Seven in ten doctors are at “high risk of burnout”, according to a survey carried out by the Irish Medical Organisation (IMO).
The survey, of over 1,000 doctors in all areas of healthcare, was presented at the annual general meeting of the IMO at the weekend.
Chief executive Susan Clyne said these statistics are a “damning indictment” of the health service.
Doctors cannot choose to work from home or have more flexible hours, she said.
“Covid-19 has had a dreadful impact on society. Covid-19 has exposed these issues, now is the time to invest," she said.
Burn-out is particularly common among younger doctors — among those in the training stages of their career 77.9% reported high levels of burnout.
This is “startling” Ms Clyne said, and a bad sign for the future.

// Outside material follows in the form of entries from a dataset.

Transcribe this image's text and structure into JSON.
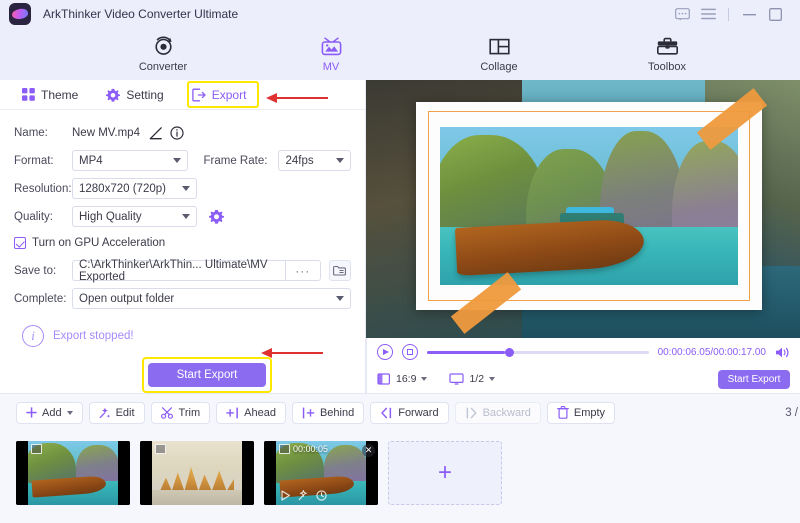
{
  "window": {
    "app_title": "ArkThinker Video Converter Ultimate",
    "controls": {
      "feedback": "feedback-icon",
      "menu": "menu-icon",
      "minimize": "minimize-icon",
      "maximize": "maximize-icon"
    }
  },
  "main_nav": {
    "items": [
      {
        "label": "Converter",
        "icon": "converter-icon",
        "active": false
      },
      {
        "label": "MV",
        "icon": "mv-icon",
        "active": true
      },
      {
        "label": "Collage",
        "icon": "collage-icon",
        "active": false
      },
      {
        "label": "Toolbox",
        "icon": "toolbox-icon",
        "active": false
      }
    ]
  },
  "panel_tabs": {
    "items": [
      {
        "label": "Theme",
        "icon": "grid-icon"
      },
      {
        "label": "Setting",
        "icon": "gear-icon"
      },
      {
        "label": "Export",
        "icon": "export-icon"
      }
    ],
    "active": "Export"
  },
  "export_form": {
    "name_label": "Name:",
    "name_value": "New MV.mp4",
    "format_label": "Format:",
    "format_value": "MP4",
    "frame_rate_label": "Frame Rate:",
    "frame_rate_value": "24fps",
    "resolution_label": "Resolution:",
    "resolution_value": "1280x720 (720p)",
    "quality_label": "Quality:",
    "quality_value": "High Quality",
    "gpu_label": "Turn on GPU Acceleration",
    "gpu_checked": true,
    "save_to_label": "Save to:",
    "save_to_value": "C:\\ArkThinker\\ArkThin... Ultimate\\MV Exported",
    "browse_dots": "···",
    "complete_label": "Complete:",
    "complete_value": "Open output folder",
    "status_text": "Export stopped!",
    "start_export_label": "Start Export"
  },
  "player": {
    "current_time": "00:00:06.05",
    "total_time": "00:00:17.00",
    "timecode": "00:00:06.05/00:00:17.00",
    "aspect_ratio": "16:9",
    "scale": "1/2",
    "start_export_label": "Start Export",
    "progress_percent": 35
  },
  "toolbar": {
    "buttons": [
      {
        "label": "Add",
        "icon": "plus-icon",
        "disabled": false,
        "has_caret": true
      },
      {
        "label": "Edit",
        "icon": "magic-wand-icon",
        "disabled": false,
        "has_caret": false
      },
      {
        "label": "Trim",
        "icon": "scissors-icon",
        "disabled": false,
        "has_caret": false
      },
      {
        "label": "Ahead",
        "icon": "insert-ahead-icon",
        "disabled": false,
        "has_caret": false
      },
      {
        "label": "Behind",
        "icon": "insert-behind-icon",
        "disabled": false,
        "has_caret": false
      },
      {
        "label": "Forward",
        "icon": "move-forward-icon",
        "disabled": false,
        "has_caret": false
      },
      {
        "label": "Backward",
        "icon": "move-backward-icon",
        "disabled": true,
        "has_caret": false
      },
      {
        "label": "Empty",
        "icon": "trash-icon",
        "disabled": false,
        "has_caret": false
      }
    ],
    "counter": "3 /"
  },
  "thumbnails": {
    "items": [
      {
        "name": "clip-1",
        "selected": false,
        "duration": "",
        "style": "beach"
      },
      {
        "name": "clip-2",
        "selected": false,
        "duration": "",
        "style": "temple"
      },
      {
        "name": "clip-3",
        "selected": true,
        "duration": "00:00:05",
        "style": "beach"
      }
    ],
    "add_tile_label": "+"
  },
  "colors": {
    "accent": "#8b5cf6",
    "button": "#8b6cf0",
    "highlight": "#ffe800",
    "arrow": "#e03131",
    "titlebar_bg": "#eceefb",
    "panel_bg": "#f6f7fd",
    "tape": "#ef9a3d"
  }
}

About 15% of this group also indicated they are thinking about emigrating to work abroad.
Among public health doctors working on the contact tracing frontline, 79.6% reported feeling burnout and 98% of them reported being short-staffed last year.
Among GPs, who worked with Covid patients and are now doing vaccinations, 63.8% reported burn-out risks.
Other findings include 66% of all healthcare staff reporting a struggle to find childcare.
Ms Clyne described the childcare concerns as a "bit of a forgotten story” but one that affects many thousands of people.
The IMO found 66% of GPs were unable to take sick leave in the last year as they could not find a locum doctor at short notice to look after their patients.
A similar figure (59%) could not find a locum to cover holidays or other annual leave even though this can be arranged in advance.
Overall, 36% of doctors were unable to take any time off last year and 80% of community doctors were redeployed, meaning patients missed out on their services.
The survey also found 96% of all doctors feel these challenges affect how they treat patients.
Out-going IMO president Dr Padraig McGarry said Covid-19 exposed a multitude of problems despite the hard work of many.
“Unfortunately the fragile nature of the health service came into sharp focus from the start of this pandemic as the reality of a decade of underfunding was laid bare," he said.
The pressure on hospitals in January led them “uncomfortably close” to being overwhelmed, he said.
He stressed this is “ a long-running saga” not something created by the pandemic.
A GP himself in Longford, he said everyday work for GPs changed completely and they took “a central role” in treating Covid patients and doing vaccinations.
Dr McGarry welcomed the government decision this week to grant public health doctors a consultant status and boost recruitment.
He said: “It is now time for government to create and resource a robust functioning public health system on a par with similar-sized countries like Scotland and New Zealand.”
He was critical of the ongoing disparity in pay-scales for hospital doctors, referring to the “damaging and inequitable 30% salary cut to consultants appointed since 2012”.
Dr McGarry said: “Indeed this week the Tánaiste tweeted his support for equal pay for equal work, he will be held to this.”